It would hardly be a covid-era series without some indication of what the local rules are, eh? One of my current dreams (there are a few, a most-important of which involves unprecedented numbers of 20-somethings from around the nation turning out to vote in the next election) is that a day will come when young people of the future will hear their parents and grandparents talk about covid with much the same confusion and wonder with which my generation heard our parents talk about the fears of polio, in their youth. May it soon be so…
So a thing I’ve learned about choosing to post every day is that folks start to assume you’ll post from where you are. For example, when I posted a last “county view” item two days ago, my brother pointed out that it wasn’t from this county I’m in now. He knows this because that travel I documented yesterday – two of the three photos, in any case – brought me back to the Midwest to spend some time celebrating his birthday with him near the shores of Geneva Lake in a town called Williams Bay which is not far from the town called Lake Geneva. Yes, you read that right. Naming confusions notwithstanding (it does make a certain kind of sense, once you’ve sorted it out), it’s lovely to be able to hang out along and near the shores of these lovely lakes, even sometimes on these lovely lakes. (We did a morning paddle on neighboring Lake Como yesterday, but as I was on a paddleboard for the first time in my life, I left the phone aka camera in the car…) So anyway, now I’ll be trying to show you some of the lake views for a while. This being Wisconsin, there may well be other lakes in my immediate future. Enjoy. 🙂
The road trip continued….although it takes me far longer than I’d wish to get these photos sorted and up here for you to enjoy! After leaving upstate New York, Mom and I decided that we simply couldn’t bear another trip along the usual I-80/I-90 corridor the follows the U.S. southern shore of Lakes Ontario, Erie, and Michigan — our goal was Wisconsin, where we were able to spend a few lovely days visiting my aunt and uncle; and we were departing from Rochester which – by U.S. standards – is quite a piece north…and this led to my crazy idea to explore the northern shore of Lake Huron through Ontario. What a lovely outing it was!

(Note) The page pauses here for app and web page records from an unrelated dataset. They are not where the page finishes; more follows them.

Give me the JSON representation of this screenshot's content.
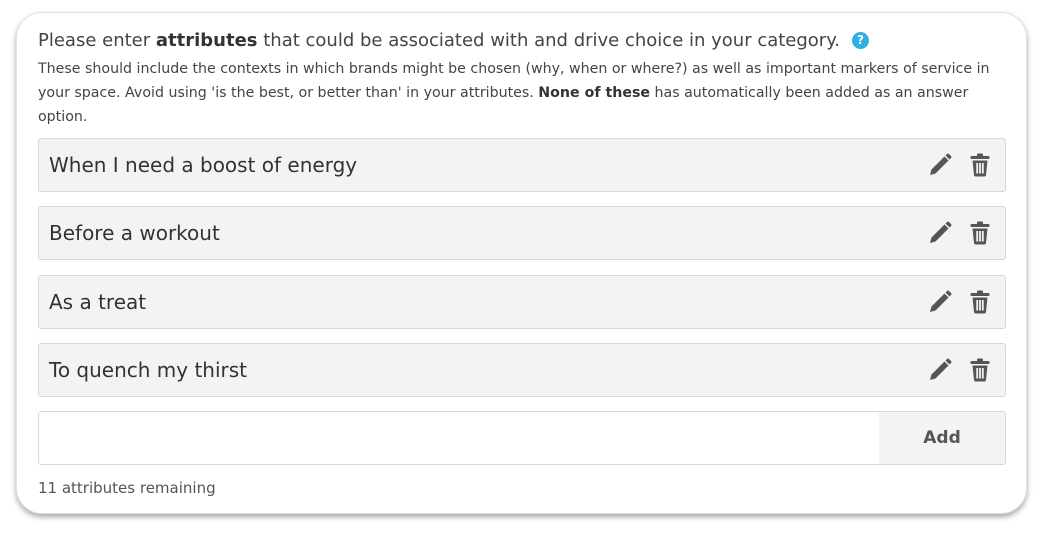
{
  "instructions": {
    "heading_pre": "Please enter ",
    "heading_bold": "attributes",
    "heading_post": " that could be associated with and drive choice in your category.",
    "help_glyph": "?",
    "desc_pre": "These should include the contexts in which brands might be chosen (why, when or where?) as well as important markers of service in your space. Avoid using 'is the best, or better than' in your attributes. ",
    "desc_bold": "None of these",
    "desc_post": " has automatically been added as an answer option."
  },
  "attributes": [
    {
      "label": "When I need a boost of energy"
    },
    {
      "label": "Before a workout"
    },
    {
      "label": "As a treat"
    },
    {
      "label": "To quench my thirst"
    }
  ],
  "add_form": {
    "input_value": "",
    "button_label": "Add"
  },
  "footer": {
    "remaining_text": "11 attributes remaining"
  },
  "icons": {
    "edit": "pencil-icon",
    "delete": "trash-icon",
    "help": "help-icon"
  },
  "colors": {
    "help_accent": "#33aee3",
    "item_bg": "#f3f3f3",
    "icon_color": "#555555"
  }
}
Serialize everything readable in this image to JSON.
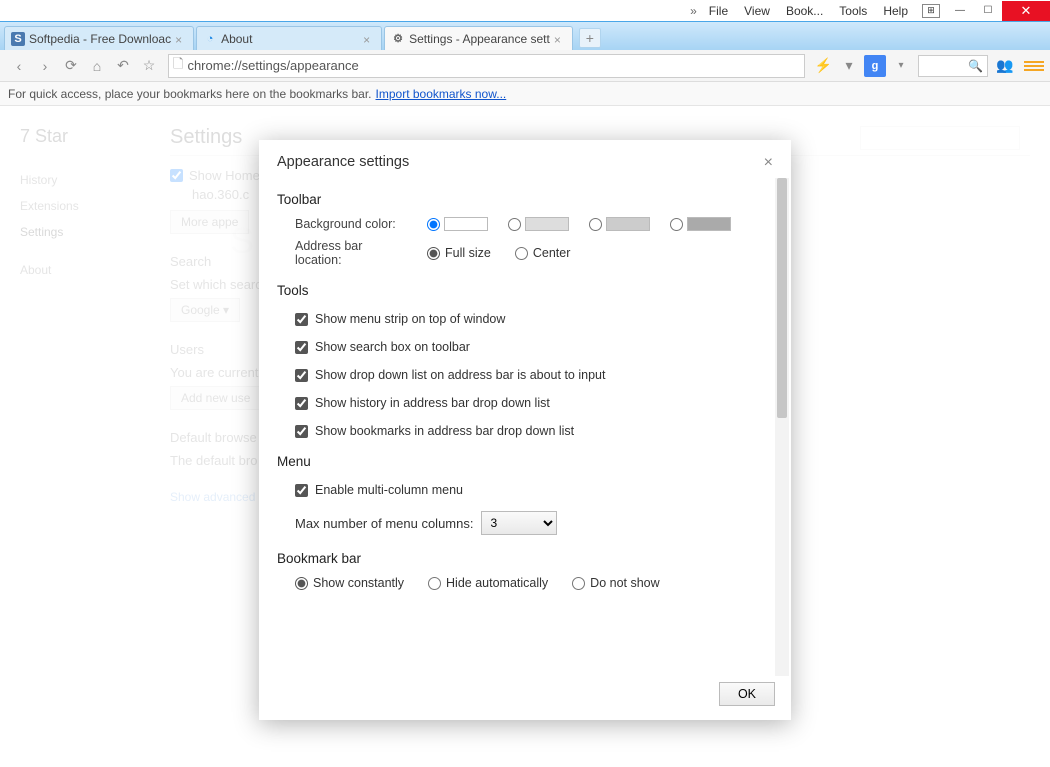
{
  "menubar": {
    "chevrons": "»",
    "items": [
      "File",
      "View",
      "Book...",
      "Tools",
      "Help"
    ]
  },
  "tabs": [
    {
      "title": "Softpedia - Free Downloac",
      "icon": "S"
    },
    {
      "title": "About",
      "icon": "b"
    },
    {
      "title": "Settings - Appearance sett",
      "icon": "⚙"
    }
  ],
  "address": "chrome://settings/appearance",
  "bookmark_hint": "For quick access, place your bookmarks here on the bookmarks bar.",
  "bookmark_link": "Import bookmarks now...",
  "side": {
    "brand": "7 Star",
    "items": [
      "History",
      "Extensions",
      "Settings",
      "",
      "About"
    ],
    "selected": 2
  },
  "page": {
    "title": "Settings",
    "show_home": "Show Home",
    "home_url": "hao.360.c",
    "more_apps": "More appe",
    "search_h": "Search",
    "search_txt": "Set which searc",
    "search_sel": "Google  ▾",
    "users_h": "Users",
    "users_txt": "You are current",
    "add_user": "Add new use",
    "def_h": "Default browse",
    "def_txt": "The default bro",
    "adv": "Show advanced se"
  },
  "modal": {
    "title": "Appearance settings",
    "toolbar_h": "Toolbar",
    "bgcolor_lbl": "Background color:",
    "addrloc_lbl": "Address bar location:",
    "addr_opts": [
      "Full size",
      "Center"
    ],
    "tools_h": "Tools",
    "tool_checks": [
      "Show menu strip on top of window",
      "Show search box on toolbar",
      "Show drop down list on address bar is about to input",
      "Show history in address bar drop down list",
      "Show bookmarks in address bar drop down list"
    ],
    "menu_h": "Menu",
    "menu_enable": "Enable multi-column menu",
    "menu_cols_lbl": "Max number of menu columns:",
    "menu_cols_val": "3",
    "bookmark_h": "Bookmark bar",
    "bookmark_opts": [
      "Show constantly",
      "Hide automatically",
      "Do not show"
    ],
    "ok": "OK"
  }
}
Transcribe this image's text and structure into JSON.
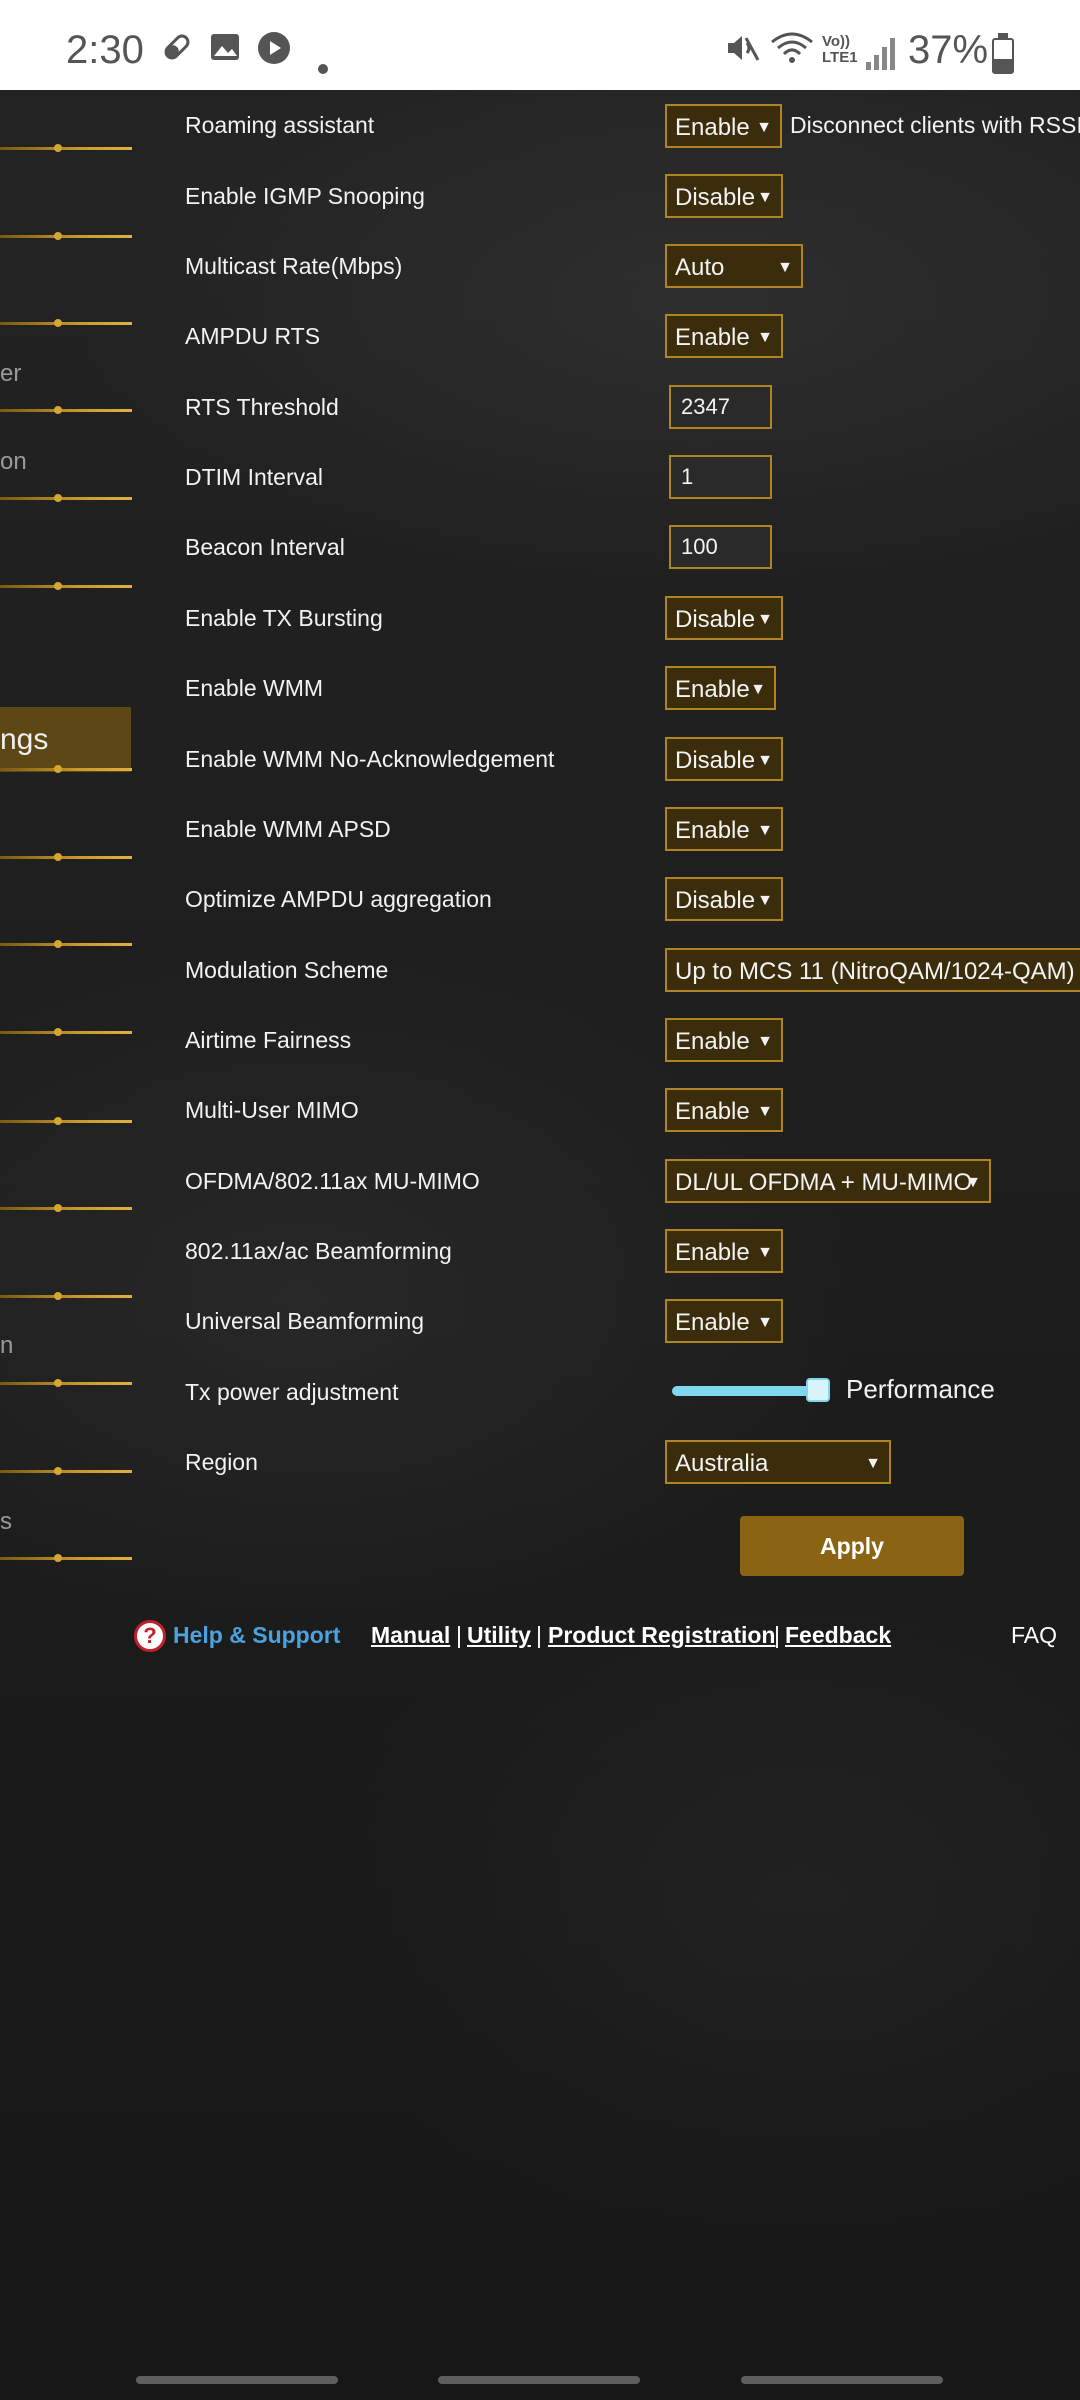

This enabled us to spend a night in the lakeside town of Blind River, ON and to explore portions of that enormous province that I’d never been anywhere near, previously – gaining a more visceral sense of the beautiful, rich rivers and waterways which the Ojibwe and Cree have traveled since long before my ancestors arrived near these shores. I really wish we’d had more time to stay, explore and enjoy high summer along the Canadian shores of North America’s Great Lakes — but the wedding date loomed ever nearer and we had many other people and places on the list before we intended to arrive in Albuquerque. So here, and without much further comment, you can enjoy shots from Blind River, some not-so-great but they are what they are shots taken by Mom as we drove across the international bridge from Canada back into the US where three lakes are all coming very close to one another, along the channel directly connecting Lake Superior to Lake Huron and quite close to where the Edumund Fitzgerald went down in stormy waters back in the 1970s as commemorated in that wonderful song by Gordon Lightfoot…and then some shots from the Lake Michigan shoreline along Michigan’s Upper Peninsula, and one beautiful farm-field sunset shot in Wisconsin. Didn’t get the camera out much more in Wisconsin and this shot doesn’t do justice to the huge midsummer sun sinking below corn fields in real time, but trust me – the upper great lakes region in high summer is pretty wonderful to spend time in.
In the photo gallery and below, the three shots taken by Mom from the Sault Sainte Marie Bridge, which connects the nations of Canada and the U.S. across the locks and waterway which link Lake Superior with Lake Huron, you are looking west over Whitefish Bay and it’s maybe conceivable (what do I know?!) the camera sees as far as the water above the spot where the Edmund Fitzgerald was found.